In auto-mode, the subwoofer turns on when it senses an input signal. The microphone input is for the Automatic Room Optimization system, which has three settings: Demo, Defeat and Calibrate. The Indicator Lights let you know if the sub is on and whether the sub is being operated as a master or slave unit. The lights themselves can also be dimmed or defeated, using the Lights Level Switch so not to attract too much attention in a darkened theater or living room. The Level Mode switch has a variable or a reference position; the latter defeats the Master Level Control altogether when activated. The Low Pass Filter has three positions: off, 12db and 24db.
Below the buttons and switches sits the heart of the system, the JL Audio 13-and-a-half-inch subwoofer driver. From the front, the only evidence of its extraordinary design is the size of the surround and the fact that you cannot see the mounting screws. A look inside finds the JL Audio driver weighing in at 58 pounds. It has an astonishing four inches of linear excursion and a magnet structure to match. The die cast basket and the voice coil assembly are designed to absorb extremely high power. Unseen from the exterior are the patented innovations in the design that allow for the greatest linearity and silent air flow. The rear of the unit sports two huge vertical cooling fins on either side of the 2,500-watt amplifier. Between the fins are the inputs (Left and Right, Balanced and RCA), a Balanced Output to Slave, a Grounding Switch, an Input Mode Switch and the Line Power Input.
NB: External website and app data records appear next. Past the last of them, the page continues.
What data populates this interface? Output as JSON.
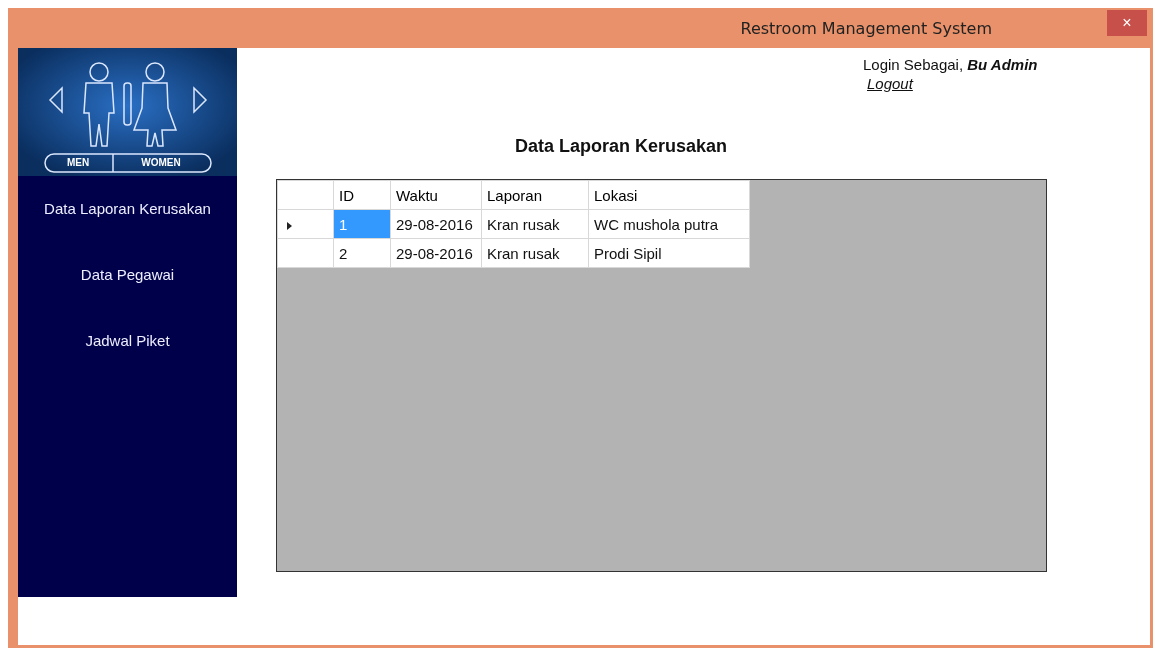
{
  "window": {
    "title": "Restroom Management System",
    "close": "×"
  },
  "logo": {
    "labels": [
      "MEN",
      "WOMEN"
    ]
  },
  "sidebar": {
    "items": [
      {
        "label": "Data Laporan Kerusakan"
      },
      {
        "label": "Data Pegawai"
      },
      {
        "label": "Jadwal Piket"
      }
    ]
  },
  "user": {
    "login_text": "Login Sebagai, **Bu Admin**",
    "logout": "Logout"
  },
  "page_title": "Data Laporan Kerusakan",
  "table": {
    "columns": [
      "ID",
      "Waktu",
      "Laporan",
      "Lokasi"
    ],
    "rows": [
      {
        "selected": true,
        "cells": [
          "1",
          "29-08-2016",
          "Kran rusak",
          "WC mushola putra"
        ]
      },
      {
        "selected": false,
        "cells": [
          "2",
          "29-08-2016",
          "Kran rusak",
          "Prodi Sipil"
        ]
      }
    ]
  }
}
While it is common for people to corner load subwoofers, I preferred the Fathom 113 right between my monitors. Corner mounting augments the deep bass, but there was no lack of deep bass in the center position; at the same time, the central location provided improved melding and speed. I tried the Fathom both with its internal filter and through my DEQX-based Wasatch Acoustics processor/crossover. When using the Wasatch crossover, the crossover frequency was 100 Hz and the slope was 60 db per octave. No processing was applied, and the Automatic Room Optimization system was on in both cases. Operating the Automatic Room Optimization system was simple. I plugged in the microphone, placed it in the listening position and pressed calibrate. The system did the rest, although it did take a couple of tries to get the test level to the acceptable range. It was then only a matter of listening to music and adjusting the listening level. High-quality bass is intoxicating, so it took me a while to be sure I had it just where I wanted it. It was not long before the Fathom 113 melded into my Wasatch Musina 2.0 monitors seamlessly and provided an astonishing feeling of power and size. The internal LP filter sounded best at 24 db per octave and 50 Hz. While the filter did an excellent job, I found the melding and speed somewhat better using the Wasatch as a crossover.